◆ TASK DESCRIPTION:
Lines from the one containing "Enumerate this screenshot's" through the end of the entries below: set them down exactly, both ends included, with nothing added.

(Items from a dataset)
◇ ◇ ◇ ◇ ◇

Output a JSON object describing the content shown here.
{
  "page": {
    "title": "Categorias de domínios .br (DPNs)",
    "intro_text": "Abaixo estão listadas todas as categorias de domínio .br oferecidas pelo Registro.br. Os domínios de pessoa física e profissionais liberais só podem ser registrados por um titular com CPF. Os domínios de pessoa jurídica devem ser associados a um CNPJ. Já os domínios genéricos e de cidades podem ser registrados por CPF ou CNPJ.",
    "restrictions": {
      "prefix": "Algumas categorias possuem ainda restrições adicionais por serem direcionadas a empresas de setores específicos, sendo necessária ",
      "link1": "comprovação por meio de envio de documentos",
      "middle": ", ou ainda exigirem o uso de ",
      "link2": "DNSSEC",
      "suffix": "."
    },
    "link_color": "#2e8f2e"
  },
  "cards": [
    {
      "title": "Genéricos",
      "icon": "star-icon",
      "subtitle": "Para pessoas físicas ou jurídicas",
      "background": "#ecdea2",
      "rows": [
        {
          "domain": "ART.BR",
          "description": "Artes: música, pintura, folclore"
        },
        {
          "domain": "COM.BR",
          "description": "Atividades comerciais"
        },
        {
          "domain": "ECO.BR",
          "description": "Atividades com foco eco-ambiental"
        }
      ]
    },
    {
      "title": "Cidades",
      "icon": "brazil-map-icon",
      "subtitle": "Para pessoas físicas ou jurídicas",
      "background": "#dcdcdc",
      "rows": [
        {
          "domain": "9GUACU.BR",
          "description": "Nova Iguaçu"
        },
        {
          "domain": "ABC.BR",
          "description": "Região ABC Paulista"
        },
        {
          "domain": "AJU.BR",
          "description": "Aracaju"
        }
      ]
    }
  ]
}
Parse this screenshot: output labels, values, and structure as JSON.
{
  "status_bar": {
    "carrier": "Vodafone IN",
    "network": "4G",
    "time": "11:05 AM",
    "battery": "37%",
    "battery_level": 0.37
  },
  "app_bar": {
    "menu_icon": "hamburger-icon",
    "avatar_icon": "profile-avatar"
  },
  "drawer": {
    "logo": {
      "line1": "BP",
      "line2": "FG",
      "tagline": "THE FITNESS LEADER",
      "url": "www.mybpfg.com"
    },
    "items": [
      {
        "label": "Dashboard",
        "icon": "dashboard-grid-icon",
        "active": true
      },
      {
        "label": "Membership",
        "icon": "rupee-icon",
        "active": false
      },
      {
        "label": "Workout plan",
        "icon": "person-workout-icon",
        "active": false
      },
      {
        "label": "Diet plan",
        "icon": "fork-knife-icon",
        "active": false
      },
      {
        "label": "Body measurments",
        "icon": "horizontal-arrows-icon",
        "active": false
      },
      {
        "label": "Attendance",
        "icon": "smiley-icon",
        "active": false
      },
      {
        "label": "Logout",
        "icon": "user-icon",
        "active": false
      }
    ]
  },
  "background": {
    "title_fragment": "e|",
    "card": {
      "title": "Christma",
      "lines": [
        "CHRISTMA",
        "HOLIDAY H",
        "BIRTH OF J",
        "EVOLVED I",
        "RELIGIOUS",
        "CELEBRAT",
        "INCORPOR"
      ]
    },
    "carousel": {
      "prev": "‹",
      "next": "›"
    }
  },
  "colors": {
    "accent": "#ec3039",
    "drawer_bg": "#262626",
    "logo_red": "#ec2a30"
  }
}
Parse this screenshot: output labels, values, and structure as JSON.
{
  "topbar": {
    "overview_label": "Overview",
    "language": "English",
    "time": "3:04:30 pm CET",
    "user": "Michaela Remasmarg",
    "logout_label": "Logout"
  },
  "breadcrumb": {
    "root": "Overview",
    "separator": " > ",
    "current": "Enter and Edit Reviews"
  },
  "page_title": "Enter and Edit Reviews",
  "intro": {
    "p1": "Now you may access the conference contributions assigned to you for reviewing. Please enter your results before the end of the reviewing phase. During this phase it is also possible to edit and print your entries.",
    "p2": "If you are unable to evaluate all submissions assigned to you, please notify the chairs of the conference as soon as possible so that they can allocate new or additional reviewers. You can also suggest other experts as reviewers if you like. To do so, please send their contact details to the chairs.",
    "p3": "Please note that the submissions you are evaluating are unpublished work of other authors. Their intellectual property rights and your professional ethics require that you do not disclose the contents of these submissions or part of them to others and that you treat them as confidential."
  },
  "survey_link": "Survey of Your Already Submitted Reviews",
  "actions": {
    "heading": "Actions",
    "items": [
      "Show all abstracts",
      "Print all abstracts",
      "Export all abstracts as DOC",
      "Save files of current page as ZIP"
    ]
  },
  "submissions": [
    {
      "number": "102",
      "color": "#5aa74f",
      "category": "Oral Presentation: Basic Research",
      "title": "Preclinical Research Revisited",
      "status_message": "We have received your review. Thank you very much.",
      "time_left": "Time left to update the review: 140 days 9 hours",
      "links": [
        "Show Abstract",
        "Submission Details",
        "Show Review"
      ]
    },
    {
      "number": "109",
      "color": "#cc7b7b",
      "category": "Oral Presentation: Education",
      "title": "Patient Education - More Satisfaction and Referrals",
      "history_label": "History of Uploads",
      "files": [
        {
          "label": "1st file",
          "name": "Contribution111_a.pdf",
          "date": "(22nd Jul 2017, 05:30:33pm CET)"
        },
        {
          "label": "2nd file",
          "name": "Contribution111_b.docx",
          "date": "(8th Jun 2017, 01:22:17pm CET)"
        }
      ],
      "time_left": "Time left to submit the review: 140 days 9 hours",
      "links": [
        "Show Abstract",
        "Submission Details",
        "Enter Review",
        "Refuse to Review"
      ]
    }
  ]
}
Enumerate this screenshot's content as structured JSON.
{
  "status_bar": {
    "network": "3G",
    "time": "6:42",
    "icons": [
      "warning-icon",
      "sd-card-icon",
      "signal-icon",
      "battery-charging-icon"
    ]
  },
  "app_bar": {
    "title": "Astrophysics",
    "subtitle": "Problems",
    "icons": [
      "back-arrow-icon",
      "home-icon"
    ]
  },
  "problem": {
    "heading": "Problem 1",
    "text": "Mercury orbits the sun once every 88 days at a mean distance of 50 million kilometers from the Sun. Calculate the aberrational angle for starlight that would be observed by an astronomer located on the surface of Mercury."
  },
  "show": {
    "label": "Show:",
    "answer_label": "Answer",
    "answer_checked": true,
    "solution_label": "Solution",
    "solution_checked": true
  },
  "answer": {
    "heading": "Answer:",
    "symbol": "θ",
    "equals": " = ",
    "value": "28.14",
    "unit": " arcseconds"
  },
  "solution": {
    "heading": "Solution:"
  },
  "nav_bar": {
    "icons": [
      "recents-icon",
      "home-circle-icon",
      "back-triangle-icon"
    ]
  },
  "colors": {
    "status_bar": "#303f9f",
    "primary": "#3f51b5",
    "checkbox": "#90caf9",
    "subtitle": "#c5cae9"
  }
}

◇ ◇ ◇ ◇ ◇

◆ SOLUTION:
Enumerate this screenshot's content as structured JSON.
{
  "status_bar": {
    "network": "3G",
    "time": "6:42",
    "icons": [
      "warning-icon",
      "sd-card-icon",
      "signal-icon",
      "battery-charging-icon"
    ]
  },
  "app_bar": {
    "title": "Astrophysics",
    "subtitle": "Problems",
    "icons": [
      "back-arrow-icon",
      "home-icon"
    ]
  },
  "problem": {
    "heading": "Problem 1",
    "text": "Mercury orbits the sun once every 88 days at a mean distance of 50 million kilometers from the Sun. Calculate the aberrational angle for starlight that would be observed by an astronomer located on the surface of Mercury."
  },
  "show": {
    "label": "Show:",
    "answer_label": "Answer",
    "answer_checked": true,
    "solution_label": "Solution",
    "solution_checked": true
  },
  "answer": {
    "heading": "Answer:",
    "symbol": "θ",
    "equals": " = ",
    "value": "28.14",
    "unit": " arcseconds"
  },
  "solution": {
    "heading": "Solution:"
  },
  "nav_bar": {
    "icons": [
      "recents-icon",
      "home-circle-icon",
      "back-triangle-icon"
    ]
  },
  "colors": {
    "status_bar": "#303f9f",
    "primary": "#3f51b5",
    "checkbox": "#90caf9",
    "subtitle": "#c5cae9"
  }
}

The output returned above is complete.